The Beatles and America‘She Loves You’ had enabled Brian Epstein to convince Capitol Records to issue the song.
Capitol had intended to issue ‘I Want To Hold Your Hand’ in early 1964, to coincide with The Beatles’ first appearance on The Ed Sullivan Show. However, the release date was brought forward due to ecstatic reactions from radio listeners.
Alexander Kendrick, the London bureau chief for CBS News, had put together a news story and interview about The Beatles’ success in Britain, to be shown in the United States. A short version was broadcast on 22 November on the CBS Morning News show, but a longer version due to be broadcast that evening was postponed due to the Kennedy assassination.
The full five-minute item was eventually shown on 10 December. Among those watching was Marsha Albert, a 15-year-old from Silver Spring, Maryland. Albert wrote to Carroll James, a DJ for WWDC-AM, a station based in Washington, DC, begging him to play The Beatles on his show.
It wasn’t so much what I had seen, it’s what I had heard. They had a scene where they played a clip of ‘She Loves You’ and I thought it was a great song… I wrote that I thought The Beatles would be really popular here, and if he [James] could get one of their records, that would really be great.
The Washington Post, 16 January 2004
Carroll arranged for a copy of the new single to be shipped over from Britain, and Albert was invited to introduce the very first play. This she did on 17 December, with the words: “Ladies and gentlemen, for the first time on the air in the United States, here are The Beatles singing ‘I Want To Hold Your Hand’.”
The song was a huge hit with listeners, and was picked up by DJs in Chicago and St Louis. Although Capitol at first threatened to seek a court order banning its airplay, they eventually decided to rush-release the already-prepared single two weeks ahead of schedule.
‘I Want To Hold Your Hand’ was released in the US on 26 December 1963, with ‘I Saw Her Standing There’ on the b-side. The response was instant: 750,000 copies were sold in the first three days, and 10,000 copies were sold each hour in New York City. Capitol were overwhelmed by the demand, and enlisted Columbia Records and RCA to press extra copies.

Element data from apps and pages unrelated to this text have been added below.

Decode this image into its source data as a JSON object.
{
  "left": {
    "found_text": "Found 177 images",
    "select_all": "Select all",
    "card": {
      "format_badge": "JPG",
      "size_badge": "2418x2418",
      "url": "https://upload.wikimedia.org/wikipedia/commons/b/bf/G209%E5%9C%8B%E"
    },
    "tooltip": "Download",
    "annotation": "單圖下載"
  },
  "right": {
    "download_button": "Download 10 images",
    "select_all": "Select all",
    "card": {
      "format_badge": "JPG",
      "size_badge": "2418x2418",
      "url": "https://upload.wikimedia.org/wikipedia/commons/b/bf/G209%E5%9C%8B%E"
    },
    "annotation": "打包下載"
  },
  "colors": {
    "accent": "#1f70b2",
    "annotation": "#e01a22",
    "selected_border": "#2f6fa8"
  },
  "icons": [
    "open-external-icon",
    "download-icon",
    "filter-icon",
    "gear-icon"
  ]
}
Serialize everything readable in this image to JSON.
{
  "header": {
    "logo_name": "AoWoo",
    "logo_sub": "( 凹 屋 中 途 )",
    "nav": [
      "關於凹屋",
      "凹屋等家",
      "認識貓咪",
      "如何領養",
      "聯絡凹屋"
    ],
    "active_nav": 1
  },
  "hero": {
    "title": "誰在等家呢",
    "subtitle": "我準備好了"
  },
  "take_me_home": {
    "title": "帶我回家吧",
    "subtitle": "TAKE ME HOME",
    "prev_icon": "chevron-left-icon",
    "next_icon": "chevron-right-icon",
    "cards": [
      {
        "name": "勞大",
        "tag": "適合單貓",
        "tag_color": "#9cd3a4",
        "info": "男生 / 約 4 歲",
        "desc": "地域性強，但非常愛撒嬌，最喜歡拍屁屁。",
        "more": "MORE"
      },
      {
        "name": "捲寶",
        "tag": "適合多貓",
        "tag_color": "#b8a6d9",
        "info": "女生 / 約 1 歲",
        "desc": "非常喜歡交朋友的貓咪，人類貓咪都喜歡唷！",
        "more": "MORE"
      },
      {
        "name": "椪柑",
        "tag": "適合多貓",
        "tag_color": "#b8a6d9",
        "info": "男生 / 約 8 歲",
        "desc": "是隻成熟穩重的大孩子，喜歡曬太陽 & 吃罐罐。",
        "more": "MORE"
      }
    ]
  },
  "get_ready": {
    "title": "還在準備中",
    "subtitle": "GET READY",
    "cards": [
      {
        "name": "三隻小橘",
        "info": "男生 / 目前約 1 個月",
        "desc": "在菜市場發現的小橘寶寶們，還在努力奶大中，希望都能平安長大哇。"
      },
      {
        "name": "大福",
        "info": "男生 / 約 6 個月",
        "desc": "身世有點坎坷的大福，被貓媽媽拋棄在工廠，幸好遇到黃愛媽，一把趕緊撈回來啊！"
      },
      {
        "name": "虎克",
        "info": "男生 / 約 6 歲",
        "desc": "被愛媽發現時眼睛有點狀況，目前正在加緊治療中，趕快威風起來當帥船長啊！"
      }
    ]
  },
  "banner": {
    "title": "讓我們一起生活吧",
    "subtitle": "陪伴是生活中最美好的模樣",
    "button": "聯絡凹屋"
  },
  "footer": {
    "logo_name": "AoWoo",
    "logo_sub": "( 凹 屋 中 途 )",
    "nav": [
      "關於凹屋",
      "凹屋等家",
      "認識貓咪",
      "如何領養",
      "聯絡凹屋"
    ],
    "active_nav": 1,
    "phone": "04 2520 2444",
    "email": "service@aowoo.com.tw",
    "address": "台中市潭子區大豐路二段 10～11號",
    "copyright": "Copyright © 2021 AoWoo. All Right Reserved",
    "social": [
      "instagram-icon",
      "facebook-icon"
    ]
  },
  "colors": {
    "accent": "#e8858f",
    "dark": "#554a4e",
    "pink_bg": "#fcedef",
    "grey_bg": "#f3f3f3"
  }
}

The single began its 15-week chart run on 18 January 1964, and reached the number one spot on 1 February. It remained there for seven weeks, before being replaced by ‘She Loves You’. ‘I Want To Hold Your Hand’ was also included on Meet The Beatles!, the group’s debut album in the US.
One night we arrived back at the hotel from the Olympia when a telegram came through to Brian from Capitol Records of America. He came running in to the room saying, ‘Hey, look. You are number one in America! ‘I Want To Hold Your Hand’ had gone to number one.

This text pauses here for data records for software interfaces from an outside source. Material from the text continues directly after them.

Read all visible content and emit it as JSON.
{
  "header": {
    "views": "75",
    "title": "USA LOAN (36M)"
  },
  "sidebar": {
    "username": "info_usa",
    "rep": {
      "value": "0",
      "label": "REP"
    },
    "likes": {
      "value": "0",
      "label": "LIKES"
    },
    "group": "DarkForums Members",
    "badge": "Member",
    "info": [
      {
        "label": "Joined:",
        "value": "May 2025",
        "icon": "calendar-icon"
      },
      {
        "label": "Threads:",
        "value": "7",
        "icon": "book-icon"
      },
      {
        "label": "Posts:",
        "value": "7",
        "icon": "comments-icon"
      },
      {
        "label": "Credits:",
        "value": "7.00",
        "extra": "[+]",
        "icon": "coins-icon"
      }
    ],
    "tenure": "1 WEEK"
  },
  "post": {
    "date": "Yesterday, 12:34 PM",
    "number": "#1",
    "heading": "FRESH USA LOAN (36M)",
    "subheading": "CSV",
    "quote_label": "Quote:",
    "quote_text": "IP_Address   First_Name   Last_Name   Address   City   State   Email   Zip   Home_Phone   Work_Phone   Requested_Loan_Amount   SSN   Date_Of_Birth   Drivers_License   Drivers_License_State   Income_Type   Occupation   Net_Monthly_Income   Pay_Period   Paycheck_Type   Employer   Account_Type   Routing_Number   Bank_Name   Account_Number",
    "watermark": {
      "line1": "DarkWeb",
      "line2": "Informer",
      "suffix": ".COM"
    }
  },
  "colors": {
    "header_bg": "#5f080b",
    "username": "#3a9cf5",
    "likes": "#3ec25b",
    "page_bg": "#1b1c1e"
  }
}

Well, I can’t describe our response. We all tried to climb onto Big Mal’s back to go round the hotel suite: ‘Wey-hey!’ And that was it, we didn’t come down for a week.
The Beatles capitalised on their American chart success with a triumphant series of appearances on The Ed Sullivan Show, the first of which took place on 9 February 1964.
We were booked to go to America directly after the Paris trip, so it was handy to have a number one. We’d already been hired by Ed Sullivan, so if it had been a number two or number 10 we’d have gone anyway; but it was nice to have a number one.
We did have three records out in America before this one. The others were on two different labels. It was only after all the publicity and the Beatlemania in Europe that Capitol Records decided, ‘Oh, we will have them.’ They put out ‘I Want To Hold Your Hand’ as our first single, but in fact it was our fourth.
The appearance consolidated Beatlemania in America, and a series of singles topped the charts throughout much of 1964. By April The Beatles held the top five positions, and their back catalogue was plundered by labels keen to satisfy public demand.
‘I Want To Hold Your Hand’ began the British Invasion of America; following The Beatles’ success, groups including The Rolling Stones, The Kinks, The Hollies and Herman’s Hermits all found chart success during 1964 and beyond.
Among The Beatles’ admirers was Bob Dylan, who said of them: “They were doing things nobody was doing. Their chords were outrageous, just outrageous, and their harmonies made it all valid.” Famously, Dylan thought the middle sections of ‘I Want To Hold Your Hand’ contained the words “I get high” instead of “I can’t hide”.
The misunderstanding came to light when Bob Dylan introduced The Beatles to marijuana on 28 August 1964.
Brian and the Beatles looked at each other apprehensively. “We’ve never smoked marijuana before,” Brian finally admitted. Dylan looked disbelievingly from face to face. “But what about your song?” he asked. The one about getting high?”
The Beatles were stupefied. “Which song?” John managed to ask.
Dylan said, “You know…” and then he sang, “and when I touch you I get high, I get high…”
John flushed with embarrassment. “Those aren’t the words,” he admitted. “The words are, ‘I can’t hide, I can’t hide, I can’t hide…'”